═════ Material provided

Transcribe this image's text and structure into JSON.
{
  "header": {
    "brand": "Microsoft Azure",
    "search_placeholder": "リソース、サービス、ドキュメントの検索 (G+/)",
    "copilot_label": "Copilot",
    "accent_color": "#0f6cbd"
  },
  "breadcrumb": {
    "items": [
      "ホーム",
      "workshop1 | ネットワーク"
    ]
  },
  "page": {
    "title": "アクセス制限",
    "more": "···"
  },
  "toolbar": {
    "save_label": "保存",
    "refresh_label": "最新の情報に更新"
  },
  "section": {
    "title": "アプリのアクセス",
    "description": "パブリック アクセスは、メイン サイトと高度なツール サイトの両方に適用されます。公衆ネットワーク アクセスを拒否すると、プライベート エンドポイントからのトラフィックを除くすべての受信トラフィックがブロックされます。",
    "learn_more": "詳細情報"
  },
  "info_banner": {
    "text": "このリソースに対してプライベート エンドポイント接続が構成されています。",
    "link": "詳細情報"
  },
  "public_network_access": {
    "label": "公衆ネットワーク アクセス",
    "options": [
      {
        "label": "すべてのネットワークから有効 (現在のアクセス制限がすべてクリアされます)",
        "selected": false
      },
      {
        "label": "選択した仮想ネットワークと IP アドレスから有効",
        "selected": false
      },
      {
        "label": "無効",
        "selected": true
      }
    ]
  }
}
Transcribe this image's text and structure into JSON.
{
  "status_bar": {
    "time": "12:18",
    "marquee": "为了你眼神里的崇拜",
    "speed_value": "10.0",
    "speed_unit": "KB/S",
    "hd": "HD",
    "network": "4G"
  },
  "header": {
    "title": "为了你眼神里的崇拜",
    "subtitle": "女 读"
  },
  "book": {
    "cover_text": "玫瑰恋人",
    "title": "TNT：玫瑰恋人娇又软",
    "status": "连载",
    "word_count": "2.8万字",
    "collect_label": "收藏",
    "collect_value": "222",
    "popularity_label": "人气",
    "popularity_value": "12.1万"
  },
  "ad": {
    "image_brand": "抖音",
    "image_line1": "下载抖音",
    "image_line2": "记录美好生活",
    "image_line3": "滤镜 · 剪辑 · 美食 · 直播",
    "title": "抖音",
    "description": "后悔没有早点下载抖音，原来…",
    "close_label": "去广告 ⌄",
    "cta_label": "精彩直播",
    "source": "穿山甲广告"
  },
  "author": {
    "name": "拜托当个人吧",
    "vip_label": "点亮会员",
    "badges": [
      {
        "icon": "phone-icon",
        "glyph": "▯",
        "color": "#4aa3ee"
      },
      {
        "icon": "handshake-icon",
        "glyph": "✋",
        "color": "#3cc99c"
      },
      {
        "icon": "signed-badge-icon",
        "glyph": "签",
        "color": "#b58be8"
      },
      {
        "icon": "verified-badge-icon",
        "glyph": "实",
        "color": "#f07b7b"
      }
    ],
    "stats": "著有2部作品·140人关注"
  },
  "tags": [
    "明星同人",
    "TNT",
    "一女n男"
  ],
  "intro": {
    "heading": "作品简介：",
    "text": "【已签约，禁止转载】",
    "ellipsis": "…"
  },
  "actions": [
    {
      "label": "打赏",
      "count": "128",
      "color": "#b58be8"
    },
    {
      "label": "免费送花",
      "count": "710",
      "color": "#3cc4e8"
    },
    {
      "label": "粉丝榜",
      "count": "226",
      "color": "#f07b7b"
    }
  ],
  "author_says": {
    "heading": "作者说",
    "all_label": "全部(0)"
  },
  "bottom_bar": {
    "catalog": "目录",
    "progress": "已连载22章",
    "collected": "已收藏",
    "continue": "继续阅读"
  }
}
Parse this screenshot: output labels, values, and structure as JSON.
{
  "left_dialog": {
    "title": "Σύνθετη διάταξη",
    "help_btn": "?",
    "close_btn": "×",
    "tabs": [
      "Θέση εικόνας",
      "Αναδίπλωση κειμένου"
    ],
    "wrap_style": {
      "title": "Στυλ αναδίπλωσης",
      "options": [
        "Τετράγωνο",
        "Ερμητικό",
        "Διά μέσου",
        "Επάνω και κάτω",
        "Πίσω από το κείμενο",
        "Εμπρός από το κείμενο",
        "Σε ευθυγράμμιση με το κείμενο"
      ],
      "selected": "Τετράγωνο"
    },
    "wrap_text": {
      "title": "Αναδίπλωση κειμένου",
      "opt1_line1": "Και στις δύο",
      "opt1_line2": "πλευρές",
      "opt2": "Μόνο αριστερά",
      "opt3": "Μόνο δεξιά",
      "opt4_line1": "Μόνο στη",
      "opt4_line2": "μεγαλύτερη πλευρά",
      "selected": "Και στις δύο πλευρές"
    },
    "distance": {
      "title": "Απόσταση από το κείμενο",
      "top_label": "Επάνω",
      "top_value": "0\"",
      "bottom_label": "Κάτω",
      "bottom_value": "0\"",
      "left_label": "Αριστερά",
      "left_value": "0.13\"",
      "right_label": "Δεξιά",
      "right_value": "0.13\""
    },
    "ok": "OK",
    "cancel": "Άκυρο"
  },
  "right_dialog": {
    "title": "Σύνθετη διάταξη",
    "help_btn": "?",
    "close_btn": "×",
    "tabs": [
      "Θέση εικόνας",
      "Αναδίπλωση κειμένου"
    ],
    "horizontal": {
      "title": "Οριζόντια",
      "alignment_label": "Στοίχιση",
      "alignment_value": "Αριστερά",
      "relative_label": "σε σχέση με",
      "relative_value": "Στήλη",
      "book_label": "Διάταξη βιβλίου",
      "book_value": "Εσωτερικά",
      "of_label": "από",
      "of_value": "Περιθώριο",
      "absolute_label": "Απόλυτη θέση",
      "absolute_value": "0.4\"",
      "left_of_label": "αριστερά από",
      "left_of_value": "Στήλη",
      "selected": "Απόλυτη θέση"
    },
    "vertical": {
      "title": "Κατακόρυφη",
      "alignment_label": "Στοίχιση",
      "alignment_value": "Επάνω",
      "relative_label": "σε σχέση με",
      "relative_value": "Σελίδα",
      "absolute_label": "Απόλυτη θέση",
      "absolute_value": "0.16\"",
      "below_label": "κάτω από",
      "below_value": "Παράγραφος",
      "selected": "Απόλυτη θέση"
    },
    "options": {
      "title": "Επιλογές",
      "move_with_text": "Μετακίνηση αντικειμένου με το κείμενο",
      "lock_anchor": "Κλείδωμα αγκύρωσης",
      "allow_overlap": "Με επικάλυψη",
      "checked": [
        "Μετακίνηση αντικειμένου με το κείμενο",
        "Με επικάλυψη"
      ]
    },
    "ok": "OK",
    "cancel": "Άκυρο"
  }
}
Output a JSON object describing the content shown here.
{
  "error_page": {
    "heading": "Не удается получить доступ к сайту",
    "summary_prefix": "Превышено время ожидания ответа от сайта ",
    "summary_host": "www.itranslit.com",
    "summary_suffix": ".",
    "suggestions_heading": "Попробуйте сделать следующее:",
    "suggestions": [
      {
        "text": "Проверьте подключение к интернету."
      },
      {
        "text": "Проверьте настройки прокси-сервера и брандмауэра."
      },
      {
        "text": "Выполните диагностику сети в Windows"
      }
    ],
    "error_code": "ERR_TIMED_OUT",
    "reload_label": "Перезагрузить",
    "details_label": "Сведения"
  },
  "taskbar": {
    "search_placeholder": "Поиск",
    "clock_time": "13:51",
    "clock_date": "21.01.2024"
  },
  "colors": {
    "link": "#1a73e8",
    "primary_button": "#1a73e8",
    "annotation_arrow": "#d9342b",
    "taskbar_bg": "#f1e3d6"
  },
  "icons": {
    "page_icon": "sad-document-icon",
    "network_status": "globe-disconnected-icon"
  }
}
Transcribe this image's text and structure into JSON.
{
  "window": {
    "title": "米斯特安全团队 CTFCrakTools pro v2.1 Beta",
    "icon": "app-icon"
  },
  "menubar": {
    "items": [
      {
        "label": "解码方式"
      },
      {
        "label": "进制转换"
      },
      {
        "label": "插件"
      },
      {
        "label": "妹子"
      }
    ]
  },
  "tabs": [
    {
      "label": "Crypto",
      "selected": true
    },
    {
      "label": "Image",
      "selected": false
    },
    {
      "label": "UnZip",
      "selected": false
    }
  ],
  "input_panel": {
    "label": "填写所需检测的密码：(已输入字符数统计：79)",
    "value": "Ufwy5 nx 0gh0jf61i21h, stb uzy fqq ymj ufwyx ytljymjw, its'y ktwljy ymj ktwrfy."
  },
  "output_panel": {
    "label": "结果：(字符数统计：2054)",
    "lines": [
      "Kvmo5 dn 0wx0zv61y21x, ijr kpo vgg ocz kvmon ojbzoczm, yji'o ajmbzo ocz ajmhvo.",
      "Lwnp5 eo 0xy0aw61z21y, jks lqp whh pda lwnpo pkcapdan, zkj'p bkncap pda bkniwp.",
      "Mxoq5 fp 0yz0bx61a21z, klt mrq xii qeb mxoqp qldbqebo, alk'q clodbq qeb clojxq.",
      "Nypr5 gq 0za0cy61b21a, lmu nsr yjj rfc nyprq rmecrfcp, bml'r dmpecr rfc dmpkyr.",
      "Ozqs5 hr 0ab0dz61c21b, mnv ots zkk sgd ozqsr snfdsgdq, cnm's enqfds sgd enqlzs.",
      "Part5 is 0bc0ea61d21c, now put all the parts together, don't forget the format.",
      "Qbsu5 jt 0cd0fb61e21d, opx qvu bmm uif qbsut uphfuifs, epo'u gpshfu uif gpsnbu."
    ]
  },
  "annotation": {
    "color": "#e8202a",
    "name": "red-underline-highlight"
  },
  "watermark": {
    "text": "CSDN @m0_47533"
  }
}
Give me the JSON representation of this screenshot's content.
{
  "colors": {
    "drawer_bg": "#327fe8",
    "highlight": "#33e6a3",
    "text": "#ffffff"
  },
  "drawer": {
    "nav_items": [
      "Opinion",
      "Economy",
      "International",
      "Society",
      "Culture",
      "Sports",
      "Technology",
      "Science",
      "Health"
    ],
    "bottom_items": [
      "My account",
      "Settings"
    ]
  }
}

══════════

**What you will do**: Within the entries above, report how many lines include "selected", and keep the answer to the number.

**Output of the task**: 10